- **WORK INSTRUCTIONS**: Search the data for the string "status" and gather each line it is in.

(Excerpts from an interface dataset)
>>>>

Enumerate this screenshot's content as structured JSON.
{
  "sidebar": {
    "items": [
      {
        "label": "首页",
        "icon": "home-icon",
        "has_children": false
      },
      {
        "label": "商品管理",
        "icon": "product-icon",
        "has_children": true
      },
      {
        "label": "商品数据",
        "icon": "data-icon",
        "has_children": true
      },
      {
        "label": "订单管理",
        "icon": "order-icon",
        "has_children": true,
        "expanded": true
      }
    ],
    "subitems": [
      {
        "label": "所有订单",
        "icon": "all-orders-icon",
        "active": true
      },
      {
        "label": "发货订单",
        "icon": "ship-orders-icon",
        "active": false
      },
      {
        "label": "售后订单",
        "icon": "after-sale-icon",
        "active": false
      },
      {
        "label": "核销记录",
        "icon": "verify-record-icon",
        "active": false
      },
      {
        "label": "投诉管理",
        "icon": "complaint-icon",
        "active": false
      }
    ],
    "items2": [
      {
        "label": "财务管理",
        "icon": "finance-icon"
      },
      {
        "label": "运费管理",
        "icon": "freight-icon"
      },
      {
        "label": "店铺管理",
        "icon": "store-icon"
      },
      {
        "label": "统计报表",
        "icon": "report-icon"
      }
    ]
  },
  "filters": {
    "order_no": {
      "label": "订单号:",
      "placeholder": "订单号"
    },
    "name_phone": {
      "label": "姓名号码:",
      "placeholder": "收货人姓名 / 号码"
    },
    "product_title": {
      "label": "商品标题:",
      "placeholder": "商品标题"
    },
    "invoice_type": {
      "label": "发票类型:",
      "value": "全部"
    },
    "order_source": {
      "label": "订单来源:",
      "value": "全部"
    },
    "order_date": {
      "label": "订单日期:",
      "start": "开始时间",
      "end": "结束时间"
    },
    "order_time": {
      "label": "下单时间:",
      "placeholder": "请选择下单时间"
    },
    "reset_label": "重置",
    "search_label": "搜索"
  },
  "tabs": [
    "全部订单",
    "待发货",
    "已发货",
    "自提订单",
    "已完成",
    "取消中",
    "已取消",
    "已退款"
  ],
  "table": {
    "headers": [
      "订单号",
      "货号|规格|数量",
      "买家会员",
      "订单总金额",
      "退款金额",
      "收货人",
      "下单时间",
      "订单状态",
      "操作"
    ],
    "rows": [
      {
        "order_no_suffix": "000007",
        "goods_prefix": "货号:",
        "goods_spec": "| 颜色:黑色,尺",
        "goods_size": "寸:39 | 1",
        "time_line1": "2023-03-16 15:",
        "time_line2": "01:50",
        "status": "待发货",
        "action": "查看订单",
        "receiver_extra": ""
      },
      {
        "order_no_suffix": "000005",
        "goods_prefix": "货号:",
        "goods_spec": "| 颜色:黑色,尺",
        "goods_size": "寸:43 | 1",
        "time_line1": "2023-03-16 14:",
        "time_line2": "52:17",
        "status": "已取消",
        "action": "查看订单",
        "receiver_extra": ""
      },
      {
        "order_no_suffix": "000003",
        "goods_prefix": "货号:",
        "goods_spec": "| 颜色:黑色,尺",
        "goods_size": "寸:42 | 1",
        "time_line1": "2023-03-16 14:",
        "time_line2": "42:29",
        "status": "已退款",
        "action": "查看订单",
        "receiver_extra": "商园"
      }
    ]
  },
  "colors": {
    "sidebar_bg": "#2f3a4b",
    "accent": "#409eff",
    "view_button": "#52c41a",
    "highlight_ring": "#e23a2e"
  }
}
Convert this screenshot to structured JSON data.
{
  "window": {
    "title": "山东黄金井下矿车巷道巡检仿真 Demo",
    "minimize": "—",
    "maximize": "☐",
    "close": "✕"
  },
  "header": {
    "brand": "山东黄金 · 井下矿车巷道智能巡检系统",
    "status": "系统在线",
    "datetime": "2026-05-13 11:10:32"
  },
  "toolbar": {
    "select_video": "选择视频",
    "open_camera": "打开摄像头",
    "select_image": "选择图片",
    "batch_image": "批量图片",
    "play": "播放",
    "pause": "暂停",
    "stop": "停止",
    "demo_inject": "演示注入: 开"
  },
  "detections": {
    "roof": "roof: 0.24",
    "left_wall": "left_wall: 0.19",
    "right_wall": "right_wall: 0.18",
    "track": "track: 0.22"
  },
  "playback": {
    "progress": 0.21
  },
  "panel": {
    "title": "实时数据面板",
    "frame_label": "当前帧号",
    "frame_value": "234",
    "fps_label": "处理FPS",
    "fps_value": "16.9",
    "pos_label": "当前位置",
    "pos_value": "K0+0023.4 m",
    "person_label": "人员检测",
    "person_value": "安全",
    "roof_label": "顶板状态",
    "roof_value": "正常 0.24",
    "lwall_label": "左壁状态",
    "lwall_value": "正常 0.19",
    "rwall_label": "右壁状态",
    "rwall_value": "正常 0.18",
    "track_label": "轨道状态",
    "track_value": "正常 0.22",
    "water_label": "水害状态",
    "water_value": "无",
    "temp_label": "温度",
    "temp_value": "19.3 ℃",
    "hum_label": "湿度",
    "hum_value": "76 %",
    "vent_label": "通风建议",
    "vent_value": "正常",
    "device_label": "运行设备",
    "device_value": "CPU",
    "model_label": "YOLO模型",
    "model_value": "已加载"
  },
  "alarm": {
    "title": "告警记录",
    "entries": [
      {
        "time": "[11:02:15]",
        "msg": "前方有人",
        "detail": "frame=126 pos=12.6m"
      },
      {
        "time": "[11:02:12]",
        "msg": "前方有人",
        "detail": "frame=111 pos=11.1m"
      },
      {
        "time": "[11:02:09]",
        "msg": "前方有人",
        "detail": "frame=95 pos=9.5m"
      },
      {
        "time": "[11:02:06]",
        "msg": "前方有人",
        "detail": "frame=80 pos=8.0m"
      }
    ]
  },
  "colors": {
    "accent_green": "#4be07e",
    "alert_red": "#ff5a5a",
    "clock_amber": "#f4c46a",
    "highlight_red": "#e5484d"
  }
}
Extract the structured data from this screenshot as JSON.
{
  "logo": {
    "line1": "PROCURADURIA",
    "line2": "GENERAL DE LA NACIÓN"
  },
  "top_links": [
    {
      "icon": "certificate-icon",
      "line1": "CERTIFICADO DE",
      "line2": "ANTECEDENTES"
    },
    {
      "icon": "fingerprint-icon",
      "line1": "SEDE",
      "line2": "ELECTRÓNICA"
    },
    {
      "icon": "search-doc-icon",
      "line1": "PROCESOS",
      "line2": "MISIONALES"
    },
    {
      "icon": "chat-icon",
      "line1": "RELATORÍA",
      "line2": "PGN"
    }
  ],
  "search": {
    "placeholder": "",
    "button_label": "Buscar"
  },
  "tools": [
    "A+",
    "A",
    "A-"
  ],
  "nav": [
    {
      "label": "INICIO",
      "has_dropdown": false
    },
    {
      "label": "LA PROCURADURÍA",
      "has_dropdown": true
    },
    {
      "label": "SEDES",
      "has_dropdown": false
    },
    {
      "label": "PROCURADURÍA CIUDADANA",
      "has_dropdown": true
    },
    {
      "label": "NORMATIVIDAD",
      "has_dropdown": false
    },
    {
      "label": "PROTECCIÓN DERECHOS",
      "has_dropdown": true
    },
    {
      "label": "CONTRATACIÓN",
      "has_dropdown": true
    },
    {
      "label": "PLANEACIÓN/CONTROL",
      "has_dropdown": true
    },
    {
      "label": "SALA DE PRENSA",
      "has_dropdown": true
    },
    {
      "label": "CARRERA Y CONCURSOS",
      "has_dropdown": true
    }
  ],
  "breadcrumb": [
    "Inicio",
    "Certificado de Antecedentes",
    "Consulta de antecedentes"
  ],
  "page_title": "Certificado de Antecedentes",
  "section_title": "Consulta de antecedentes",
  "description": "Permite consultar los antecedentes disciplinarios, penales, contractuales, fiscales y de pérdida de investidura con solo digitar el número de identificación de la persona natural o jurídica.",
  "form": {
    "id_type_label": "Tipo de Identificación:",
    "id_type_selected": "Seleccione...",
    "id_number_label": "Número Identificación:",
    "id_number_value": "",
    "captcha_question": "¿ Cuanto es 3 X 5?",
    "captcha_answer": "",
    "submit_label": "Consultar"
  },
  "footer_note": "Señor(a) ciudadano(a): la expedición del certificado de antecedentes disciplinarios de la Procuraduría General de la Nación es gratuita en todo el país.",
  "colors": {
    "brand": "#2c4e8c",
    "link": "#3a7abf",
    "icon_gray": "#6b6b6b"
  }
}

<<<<

- **ANSWER TO THIS EXERCISE**:
        "status": "待发货",
        "status": "已取消",
        "status": "已退款",
    "status": "系统在线",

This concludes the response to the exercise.